Task statement:
Only the lines that hold "admin" should be in the answer, each copied from the data below.
===== Supplied entries =====
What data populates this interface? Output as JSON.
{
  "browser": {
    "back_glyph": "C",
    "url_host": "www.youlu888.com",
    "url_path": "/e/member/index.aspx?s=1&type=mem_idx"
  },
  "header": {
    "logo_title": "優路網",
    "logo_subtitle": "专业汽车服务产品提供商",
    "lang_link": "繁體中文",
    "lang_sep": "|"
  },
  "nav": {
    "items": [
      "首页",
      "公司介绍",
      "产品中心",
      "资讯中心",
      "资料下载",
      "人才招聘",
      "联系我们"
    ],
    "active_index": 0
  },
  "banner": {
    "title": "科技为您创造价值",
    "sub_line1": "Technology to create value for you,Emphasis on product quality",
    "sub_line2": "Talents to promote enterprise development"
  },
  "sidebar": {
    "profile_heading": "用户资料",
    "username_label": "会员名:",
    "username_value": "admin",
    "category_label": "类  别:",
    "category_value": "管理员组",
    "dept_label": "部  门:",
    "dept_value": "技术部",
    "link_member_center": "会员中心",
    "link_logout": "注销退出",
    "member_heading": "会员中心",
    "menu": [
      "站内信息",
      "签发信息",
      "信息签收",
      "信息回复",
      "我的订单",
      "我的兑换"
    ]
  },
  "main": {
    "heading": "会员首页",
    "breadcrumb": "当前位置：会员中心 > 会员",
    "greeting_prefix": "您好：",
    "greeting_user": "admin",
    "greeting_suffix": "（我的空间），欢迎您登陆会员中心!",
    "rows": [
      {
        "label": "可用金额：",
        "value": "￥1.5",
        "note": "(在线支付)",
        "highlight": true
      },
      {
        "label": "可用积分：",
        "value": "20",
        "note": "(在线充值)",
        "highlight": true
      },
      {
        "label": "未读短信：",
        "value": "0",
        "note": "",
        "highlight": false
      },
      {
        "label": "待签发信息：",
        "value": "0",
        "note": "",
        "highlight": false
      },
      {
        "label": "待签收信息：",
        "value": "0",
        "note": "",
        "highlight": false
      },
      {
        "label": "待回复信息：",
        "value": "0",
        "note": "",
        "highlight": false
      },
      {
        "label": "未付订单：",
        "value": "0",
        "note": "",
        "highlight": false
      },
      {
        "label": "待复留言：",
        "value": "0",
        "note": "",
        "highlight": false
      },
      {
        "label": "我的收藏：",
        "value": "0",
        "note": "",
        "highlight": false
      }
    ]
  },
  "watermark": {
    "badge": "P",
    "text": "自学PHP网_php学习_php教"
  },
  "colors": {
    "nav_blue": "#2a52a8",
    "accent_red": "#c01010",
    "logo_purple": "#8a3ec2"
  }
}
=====
Solution to this task:
    "username_value": "admin",
    "greeting_user": "admin",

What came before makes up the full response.